I had the hepatitis A virus, which is a gastrointestinal virus that people who provide childcare sometimes contract. One of the most frustrating challenges of dealing with the disease was feeling perpetually tired. I felt as though I had a case of the flu that I couldn’t shake.
I most likely picked up the virus when working in a group home for children with special needs when I was in my 20s. I often had to clean the bathrooms. Even though I usually wore gloves, I could have consumed foods that had been touched by infected persons or inadvertently touched laundry that was contaminated by the virus. I also could have contracted it by eating contaminated shellfish. I was diagnosed by a simple blood test. Because I had Hepatitis A, I should be immune forever. Fortunately, I didn’t have to be hospitalized with the virus. And my pain and fatigue only lasted about a week.
Recognizing the symptoms

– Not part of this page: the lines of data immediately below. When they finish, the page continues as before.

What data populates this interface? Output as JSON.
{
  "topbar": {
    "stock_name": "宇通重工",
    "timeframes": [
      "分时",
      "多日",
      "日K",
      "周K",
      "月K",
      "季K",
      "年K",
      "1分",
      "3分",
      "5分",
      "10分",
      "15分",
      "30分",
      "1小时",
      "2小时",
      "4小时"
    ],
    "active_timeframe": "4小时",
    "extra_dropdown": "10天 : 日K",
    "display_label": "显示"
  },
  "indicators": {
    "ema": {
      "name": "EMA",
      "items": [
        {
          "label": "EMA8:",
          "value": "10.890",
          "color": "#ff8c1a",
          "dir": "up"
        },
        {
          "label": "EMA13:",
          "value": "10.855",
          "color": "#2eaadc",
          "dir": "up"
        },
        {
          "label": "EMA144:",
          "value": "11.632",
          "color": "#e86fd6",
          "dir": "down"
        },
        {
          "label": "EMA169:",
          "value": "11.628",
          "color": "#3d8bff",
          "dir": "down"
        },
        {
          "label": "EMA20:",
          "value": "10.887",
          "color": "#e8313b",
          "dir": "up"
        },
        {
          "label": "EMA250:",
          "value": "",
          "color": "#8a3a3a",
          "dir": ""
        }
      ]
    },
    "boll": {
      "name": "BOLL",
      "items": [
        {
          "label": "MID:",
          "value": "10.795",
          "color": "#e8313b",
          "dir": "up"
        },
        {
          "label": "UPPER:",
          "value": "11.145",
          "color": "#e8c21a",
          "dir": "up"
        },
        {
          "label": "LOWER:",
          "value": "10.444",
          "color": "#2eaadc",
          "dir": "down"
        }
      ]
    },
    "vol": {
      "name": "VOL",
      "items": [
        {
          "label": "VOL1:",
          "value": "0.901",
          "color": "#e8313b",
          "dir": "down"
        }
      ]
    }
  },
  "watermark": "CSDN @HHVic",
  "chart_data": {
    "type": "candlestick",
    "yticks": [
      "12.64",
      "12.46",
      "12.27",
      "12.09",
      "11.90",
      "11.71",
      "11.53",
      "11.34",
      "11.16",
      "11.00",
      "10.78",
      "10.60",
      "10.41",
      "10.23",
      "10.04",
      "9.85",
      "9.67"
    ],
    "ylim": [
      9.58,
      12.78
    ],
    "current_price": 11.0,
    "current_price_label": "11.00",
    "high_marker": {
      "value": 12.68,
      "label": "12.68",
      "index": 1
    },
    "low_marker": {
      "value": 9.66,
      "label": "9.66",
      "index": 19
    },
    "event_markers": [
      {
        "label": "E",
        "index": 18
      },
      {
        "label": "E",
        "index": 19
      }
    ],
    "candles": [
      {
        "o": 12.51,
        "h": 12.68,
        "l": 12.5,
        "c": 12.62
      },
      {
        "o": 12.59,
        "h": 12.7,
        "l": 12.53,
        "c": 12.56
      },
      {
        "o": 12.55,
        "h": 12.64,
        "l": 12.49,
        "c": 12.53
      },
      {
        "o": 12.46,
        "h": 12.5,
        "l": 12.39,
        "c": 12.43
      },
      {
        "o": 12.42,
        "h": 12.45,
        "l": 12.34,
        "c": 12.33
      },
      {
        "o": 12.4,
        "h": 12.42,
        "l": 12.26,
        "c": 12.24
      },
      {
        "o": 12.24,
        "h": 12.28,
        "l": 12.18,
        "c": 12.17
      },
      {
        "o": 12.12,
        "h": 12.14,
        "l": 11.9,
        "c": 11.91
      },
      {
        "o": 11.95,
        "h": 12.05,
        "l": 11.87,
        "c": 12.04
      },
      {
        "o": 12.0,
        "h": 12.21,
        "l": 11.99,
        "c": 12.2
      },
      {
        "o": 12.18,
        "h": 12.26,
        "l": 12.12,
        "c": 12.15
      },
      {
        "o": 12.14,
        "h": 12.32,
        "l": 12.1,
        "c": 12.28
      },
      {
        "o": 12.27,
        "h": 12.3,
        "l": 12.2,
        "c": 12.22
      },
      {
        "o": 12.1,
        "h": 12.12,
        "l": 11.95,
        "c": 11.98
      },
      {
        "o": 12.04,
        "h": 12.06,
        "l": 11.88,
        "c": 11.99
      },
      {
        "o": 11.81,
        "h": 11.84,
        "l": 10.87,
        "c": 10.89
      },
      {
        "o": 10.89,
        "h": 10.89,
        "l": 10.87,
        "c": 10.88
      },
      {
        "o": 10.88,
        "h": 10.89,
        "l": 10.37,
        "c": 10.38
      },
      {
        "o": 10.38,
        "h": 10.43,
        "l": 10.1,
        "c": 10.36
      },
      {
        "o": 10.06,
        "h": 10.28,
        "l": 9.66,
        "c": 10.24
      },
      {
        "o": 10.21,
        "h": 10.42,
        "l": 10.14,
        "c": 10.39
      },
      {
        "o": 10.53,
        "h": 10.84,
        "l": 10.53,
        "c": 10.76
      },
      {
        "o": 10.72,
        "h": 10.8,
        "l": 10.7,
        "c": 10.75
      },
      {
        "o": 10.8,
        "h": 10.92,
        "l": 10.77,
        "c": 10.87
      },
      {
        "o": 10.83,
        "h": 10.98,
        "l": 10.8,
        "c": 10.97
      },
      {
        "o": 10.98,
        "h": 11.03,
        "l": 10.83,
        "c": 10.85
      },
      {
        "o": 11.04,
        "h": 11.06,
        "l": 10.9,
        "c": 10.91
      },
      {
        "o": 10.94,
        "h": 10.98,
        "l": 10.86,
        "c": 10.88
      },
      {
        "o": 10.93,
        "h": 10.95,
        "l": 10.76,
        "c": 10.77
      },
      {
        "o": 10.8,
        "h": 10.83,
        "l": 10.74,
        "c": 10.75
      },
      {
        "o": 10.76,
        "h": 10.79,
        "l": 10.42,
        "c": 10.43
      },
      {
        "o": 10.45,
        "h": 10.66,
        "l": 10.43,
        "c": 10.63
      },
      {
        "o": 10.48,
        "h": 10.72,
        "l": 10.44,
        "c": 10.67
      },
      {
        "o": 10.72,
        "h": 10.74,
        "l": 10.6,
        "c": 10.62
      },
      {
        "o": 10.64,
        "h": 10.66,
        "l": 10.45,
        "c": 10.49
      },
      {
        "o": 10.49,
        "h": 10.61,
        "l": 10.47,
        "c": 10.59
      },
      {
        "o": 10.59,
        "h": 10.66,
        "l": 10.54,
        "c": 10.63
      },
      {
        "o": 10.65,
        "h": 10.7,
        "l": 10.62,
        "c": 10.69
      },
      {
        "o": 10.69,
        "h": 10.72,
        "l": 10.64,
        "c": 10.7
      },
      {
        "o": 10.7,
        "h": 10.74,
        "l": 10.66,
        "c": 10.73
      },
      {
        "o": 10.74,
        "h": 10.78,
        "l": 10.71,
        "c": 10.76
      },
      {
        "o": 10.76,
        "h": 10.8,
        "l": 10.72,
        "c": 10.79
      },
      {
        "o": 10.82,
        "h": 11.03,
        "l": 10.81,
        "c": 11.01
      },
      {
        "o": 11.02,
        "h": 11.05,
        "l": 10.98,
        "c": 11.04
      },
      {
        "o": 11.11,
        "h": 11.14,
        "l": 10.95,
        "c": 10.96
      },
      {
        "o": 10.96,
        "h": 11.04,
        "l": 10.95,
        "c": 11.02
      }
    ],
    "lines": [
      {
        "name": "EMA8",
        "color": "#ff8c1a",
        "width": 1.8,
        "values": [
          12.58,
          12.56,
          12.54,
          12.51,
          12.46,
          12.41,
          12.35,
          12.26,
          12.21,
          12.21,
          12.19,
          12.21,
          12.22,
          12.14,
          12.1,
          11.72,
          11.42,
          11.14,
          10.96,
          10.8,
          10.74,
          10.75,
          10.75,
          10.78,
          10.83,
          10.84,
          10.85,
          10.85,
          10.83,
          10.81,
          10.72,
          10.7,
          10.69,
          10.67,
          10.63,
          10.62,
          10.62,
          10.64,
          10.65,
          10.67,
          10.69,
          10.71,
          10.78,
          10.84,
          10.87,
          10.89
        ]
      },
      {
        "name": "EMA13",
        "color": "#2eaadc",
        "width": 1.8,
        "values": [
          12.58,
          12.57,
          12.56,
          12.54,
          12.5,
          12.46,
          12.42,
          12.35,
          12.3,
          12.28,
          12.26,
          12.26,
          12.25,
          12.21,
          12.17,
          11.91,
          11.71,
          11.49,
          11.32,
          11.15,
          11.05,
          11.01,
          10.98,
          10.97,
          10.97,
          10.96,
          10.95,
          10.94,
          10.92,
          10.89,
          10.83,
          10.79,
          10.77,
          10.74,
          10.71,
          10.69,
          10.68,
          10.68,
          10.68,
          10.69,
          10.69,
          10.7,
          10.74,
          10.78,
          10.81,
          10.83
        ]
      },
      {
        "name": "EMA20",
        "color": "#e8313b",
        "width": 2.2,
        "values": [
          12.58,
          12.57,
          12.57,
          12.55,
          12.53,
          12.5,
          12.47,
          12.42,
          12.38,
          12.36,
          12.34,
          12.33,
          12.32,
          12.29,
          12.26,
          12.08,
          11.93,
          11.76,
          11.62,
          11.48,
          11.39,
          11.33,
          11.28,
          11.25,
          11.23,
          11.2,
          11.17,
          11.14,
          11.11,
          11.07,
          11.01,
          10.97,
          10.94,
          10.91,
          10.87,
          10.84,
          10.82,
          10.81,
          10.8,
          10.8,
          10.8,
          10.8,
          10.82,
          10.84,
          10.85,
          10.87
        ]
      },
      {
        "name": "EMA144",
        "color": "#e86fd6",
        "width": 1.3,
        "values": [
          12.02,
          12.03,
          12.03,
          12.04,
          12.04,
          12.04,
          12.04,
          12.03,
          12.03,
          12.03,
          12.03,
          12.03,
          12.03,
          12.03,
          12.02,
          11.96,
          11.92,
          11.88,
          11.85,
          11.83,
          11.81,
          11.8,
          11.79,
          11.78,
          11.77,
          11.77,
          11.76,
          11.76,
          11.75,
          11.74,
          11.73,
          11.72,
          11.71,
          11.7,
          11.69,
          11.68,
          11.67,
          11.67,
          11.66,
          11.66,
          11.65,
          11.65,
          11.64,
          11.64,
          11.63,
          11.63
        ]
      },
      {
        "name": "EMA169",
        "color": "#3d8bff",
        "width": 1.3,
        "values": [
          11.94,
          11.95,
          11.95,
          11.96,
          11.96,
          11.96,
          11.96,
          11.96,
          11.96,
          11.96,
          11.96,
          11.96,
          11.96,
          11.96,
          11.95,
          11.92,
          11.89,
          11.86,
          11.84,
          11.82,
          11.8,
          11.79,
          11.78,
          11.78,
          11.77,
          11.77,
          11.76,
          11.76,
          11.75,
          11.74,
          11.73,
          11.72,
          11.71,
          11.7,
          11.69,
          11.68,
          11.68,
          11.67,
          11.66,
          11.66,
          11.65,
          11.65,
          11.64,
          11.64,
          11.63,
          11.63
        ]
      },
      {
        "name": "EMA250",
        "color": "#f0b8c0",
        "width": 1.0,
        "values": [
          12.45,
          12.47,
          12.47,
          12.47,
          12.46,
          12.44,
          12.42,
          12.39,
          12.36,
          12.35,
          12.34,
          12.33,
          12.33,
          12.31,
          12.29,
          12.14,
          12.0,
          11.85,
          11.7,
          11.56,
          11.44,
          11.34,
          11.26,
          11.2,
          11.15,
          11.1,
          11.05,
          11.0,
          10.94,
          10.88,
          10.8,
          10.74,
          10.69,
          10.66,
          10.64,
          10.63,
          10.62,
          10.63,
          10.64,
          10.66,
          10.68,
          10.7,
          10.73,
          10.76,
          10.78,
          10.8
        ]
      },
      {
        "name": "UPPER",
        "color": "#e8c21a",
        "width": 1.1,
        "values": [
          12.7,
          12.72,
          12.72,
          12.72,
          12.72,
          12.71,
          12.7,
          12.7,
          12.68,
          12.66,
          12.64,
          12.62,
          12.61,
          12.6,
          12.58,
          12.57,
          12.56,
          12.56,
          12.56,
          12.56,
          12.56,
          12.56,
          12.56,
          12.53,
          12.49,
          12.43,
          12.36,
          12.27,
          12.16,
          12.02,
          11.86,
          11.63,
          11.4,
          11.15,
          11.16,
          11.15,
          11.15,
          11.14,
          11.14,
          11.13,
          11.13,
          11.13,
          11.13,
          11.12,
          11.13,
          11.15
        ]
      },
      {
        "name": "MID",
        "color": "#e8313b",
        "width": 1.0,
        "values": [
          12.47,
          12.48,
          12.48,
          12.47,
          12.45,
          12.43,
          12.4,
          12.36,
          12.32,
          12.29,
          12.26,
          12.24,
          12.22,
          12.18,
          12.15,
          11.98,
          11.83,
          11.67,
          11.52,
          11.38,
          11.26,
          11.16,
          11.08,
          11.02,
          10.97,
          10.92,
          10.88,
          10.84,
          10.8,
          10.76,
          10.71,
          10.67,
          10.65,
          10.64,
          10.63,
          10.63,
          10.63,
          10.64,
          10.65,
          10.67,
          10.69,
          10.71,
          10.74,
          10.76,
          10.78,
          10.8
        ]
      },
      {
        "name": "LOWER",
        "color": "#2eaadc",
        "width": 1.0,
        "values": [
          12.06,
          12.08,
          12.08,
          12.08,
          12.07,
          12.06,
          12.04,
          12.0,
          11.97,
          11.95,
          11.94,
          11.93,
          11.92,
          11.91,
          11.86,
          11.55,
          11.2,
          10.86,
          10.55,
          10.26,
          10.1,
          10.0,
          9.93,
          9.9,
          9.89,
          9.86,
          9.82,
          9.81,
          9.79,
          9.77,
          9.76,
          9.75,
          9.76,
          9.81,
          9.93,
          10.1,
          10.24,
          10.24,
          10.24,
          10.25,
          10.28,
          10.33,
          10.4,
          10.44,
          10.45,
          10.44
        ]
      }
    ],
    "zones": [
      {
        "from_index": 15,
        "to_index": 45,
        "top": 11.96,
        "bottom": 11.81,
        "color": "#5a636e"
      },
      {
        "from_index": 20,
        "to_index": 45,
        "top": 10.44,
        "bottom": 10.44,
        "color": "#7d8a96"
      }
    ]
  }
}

Not everyone who has hepatitis A has any symptoms such as feeling tired, vomiting, experiencing join pain, fever and jaundice or yellowish eyes. My doctor told me even though I didn’t have all the symptoms, I was still contagious. He said there was about a 50-day period in which I could be contagious. I had to use utmost care to practice good hygiene and avoid going out in public as a courtesy to others.
Preventing the spread
When I had children late in life, I was careful to avoid taking them to public pools since people can contract hepatitis A by swallowing water that is contaminated by the feces of an infected person. They can also get it by eating shellfish that had not been cooked well enough because such foods can be infected by sewage. I also asked my doctor to make sure my children were immunized at the right time to prevent contracting Hepatitis A.
Having an acute liver disease caused by the hepatitis A virus or HAV was not a picnic, but I was fortunate to recover without any major problems. It’s ironic that I may have contracted it while cleaning and trying to create a more sanitary situation. It’s a challenge for anyone who is a caregiver or works in the medical profession to avoid the virus, which is why they should be immunized. It’s easy to pass HAV to other people in the same household. Nowadays, more people including those in the medical field receive the immunization. My doctor at the time said there wasn’t any way to treat the disease other than to rest. He warned that I could still get other kinds of hepatitis even though I’d never get hepatitis A again. He said hepatitis A is not a chronic infection so I wouldn’t be plagued with it for a long time. I’m blessed that it’s not a chronic disease. I had a complete recovery.